Organically certified agroambient
In 2016, New York Haunted released Biosphere’s four-tracker “Hilvarenbeek”, which turned into an unfortunate incident when the artist deemed the release unofficial and asked to withdraw it from the market. Now the material, recorded during the Incubate festival in 2013, received the green light as a full-length on Biosphere’s own label Biophon.
The album’s eight tracks fruited from Biosphere’s hands-on experience in the Dutch countryside, when he captured forest voices and agricultural ambience at the organic farm Bioboerderij ‘t Schop in Hilvarenbeek. Electronica is entangled in field recordings where one can intercept air traffic noises, tweeting birds, mooing bovines (“t’Schop”) and a farmer’s commanding voice. Four siblings (“Audax”, “Rovertse Heide”, “Hilsondis” and “Icoon”) share a recurring theme across the album, conducting experiments with phonation on flowing drones and subdued percussion, while the presence of natural voices from bats (“Pipistrellus”) and owls (“Strigiformes) underlines the album’s back-to-the-nature atmosphere. And before hearing “De Doornboom” I could only remotely imagine the musical potential of a windmill, but it’s a great instrument for producing mechanical, repetitive sounds.

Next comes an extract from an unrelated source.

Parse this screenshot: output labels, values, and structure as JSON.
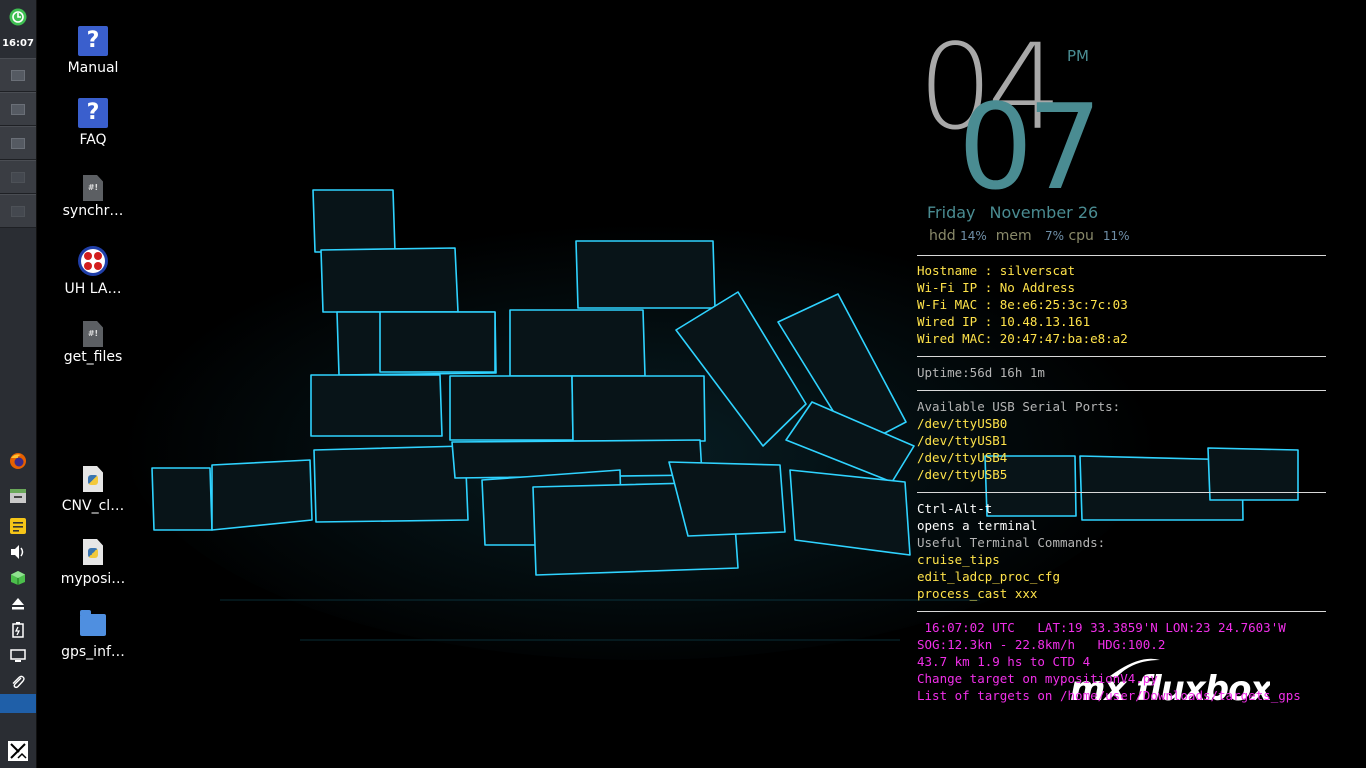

Biosphere boasts an experience of over three decades in the music-making. In the mid-eighties Geir Jenssen released the debut cassette as E-Man and became a member in the dark synth group Bel Canto in his native Norway. Being a fan of acts like New Order or Depeche Mode, his subsequent move to the electronic productions was not unexpected. Under the Biosphere alias he released in 1991 much-acclaimed album “Microgravity” – which was in 2015 reissued by the artist’s own Biophon Records – and later the Norwegian became a regular producer for the UK’s Touch.